_Work to be completed_. Return a copy of every line in the records that includes the word "value".

Records supplied section start

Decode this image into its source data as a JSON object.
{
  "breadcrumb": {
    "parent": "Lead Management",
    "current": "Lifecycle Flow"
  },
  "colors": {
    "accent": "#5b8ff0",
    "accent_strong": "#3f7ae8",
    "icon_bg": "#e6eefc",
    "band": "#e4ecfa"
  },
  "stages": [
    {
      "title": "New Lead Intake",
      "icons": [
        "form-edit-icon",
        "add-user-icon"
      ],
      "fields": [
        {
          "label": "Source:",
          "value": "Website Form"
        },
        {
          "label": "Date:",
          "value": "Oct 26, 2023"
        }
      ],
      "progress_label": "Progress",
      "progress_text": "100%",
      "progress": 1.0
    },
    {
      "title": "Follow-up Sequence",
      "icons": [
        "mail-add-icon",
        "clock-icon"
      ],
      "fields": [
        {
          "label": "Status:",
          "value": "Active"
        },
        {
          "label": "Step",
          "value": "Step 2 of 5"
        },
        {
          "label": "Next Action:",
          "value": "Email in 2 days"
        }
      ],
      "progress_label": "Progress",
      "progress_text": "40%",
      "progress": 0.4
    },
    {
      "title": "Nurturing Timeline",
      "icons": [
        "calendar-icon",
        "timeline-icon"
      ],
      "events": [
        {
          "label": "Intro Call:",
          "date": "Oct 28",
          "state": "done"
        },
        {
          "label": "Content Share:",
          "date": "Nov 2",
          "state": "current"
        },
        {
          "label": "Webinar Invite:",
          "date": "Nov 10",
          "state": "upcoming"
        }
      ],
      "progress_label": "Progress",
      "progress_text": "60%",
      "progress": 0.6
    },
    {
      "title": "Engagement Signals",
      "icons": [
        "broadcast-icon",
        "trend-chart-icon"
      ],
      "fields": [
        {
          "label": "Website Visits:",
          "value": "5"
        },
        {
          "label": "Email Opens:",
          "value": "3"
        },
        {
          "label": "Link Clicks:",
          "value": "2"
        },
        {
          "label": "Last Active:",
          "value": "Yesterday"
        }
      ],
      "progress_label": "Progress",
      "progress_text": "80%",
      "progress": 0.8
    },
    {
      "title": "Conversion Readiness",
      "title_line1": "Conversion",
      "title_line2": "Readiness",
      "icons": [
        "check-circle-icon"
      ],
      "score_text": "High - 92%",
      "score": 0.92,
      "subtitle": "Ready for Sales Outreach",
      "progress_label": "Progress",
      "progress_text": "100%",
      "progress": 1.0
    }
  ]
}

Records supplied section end
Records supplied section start

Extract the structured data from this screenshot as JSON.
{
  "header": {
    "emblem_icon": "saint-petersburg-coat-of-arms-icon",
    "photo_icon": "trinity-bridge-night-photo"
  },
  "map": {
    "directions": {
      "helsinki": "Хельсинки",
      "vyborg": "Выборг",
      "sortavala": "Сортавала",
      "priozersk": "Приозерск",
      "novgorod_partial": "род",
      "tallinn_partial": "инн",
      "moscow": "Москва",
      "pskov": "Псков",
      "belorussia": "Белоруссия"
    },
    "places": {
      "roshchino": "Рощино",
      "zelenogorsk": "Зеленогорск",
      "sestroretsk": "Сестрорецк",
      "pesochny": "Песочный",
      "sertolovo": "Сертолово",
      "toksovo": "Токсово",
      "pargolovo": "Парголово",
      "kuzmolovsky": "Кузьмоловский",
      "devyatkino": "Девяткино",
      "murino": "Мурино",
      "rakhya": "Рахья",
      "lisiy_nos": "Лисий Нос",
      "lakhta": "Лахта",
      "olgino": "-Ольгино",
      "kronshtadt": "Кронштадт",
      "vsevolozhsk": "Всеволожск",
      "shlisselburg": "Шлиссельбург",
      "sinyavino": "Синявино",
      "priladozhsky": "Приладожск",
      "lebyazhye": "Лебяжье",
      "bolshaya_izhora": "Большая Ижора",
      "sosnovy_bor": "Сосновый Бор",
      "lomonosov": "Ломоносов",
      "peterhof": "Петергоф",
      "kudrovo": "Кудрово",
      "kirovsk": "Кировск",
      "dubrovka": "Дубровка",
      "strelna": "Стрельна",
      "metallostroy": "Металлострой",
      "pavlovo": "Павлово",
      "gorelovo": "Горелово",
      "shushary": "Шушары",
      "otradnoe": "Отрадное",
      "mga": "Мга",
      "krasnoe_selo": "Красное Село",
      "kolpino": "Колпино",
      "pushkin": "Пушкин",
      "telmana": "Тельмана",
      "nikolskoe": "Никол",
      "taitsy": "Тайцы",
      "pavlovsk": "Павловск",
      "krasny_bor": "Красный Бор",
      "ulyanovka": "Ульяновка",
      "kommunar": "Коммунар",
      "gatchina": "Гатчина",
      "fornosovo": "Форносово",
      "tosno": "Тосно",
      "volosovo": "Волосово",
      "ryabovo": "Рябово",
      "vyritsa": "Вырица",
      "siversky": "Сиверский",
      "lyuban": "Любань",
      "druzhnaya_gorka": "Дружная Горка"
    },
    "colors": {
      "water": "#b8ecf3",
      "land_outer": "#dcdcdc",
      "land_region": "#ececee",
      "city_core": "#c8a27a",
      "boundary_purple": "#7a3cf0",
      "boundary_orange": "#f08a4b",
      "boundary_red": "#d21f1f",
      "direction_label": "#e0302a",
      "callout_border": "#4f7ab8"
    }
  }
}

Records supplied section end

_Final answer_.
          "value": "Website Form"
          "value": "Oct 26, 2023"
          "value": "Active"
          "value": "Step 2 of 5"
          "value": "Email in 2 days"
          "value": "5"
          "value": "3"
          "value": "2"
          "value": "Yesterday"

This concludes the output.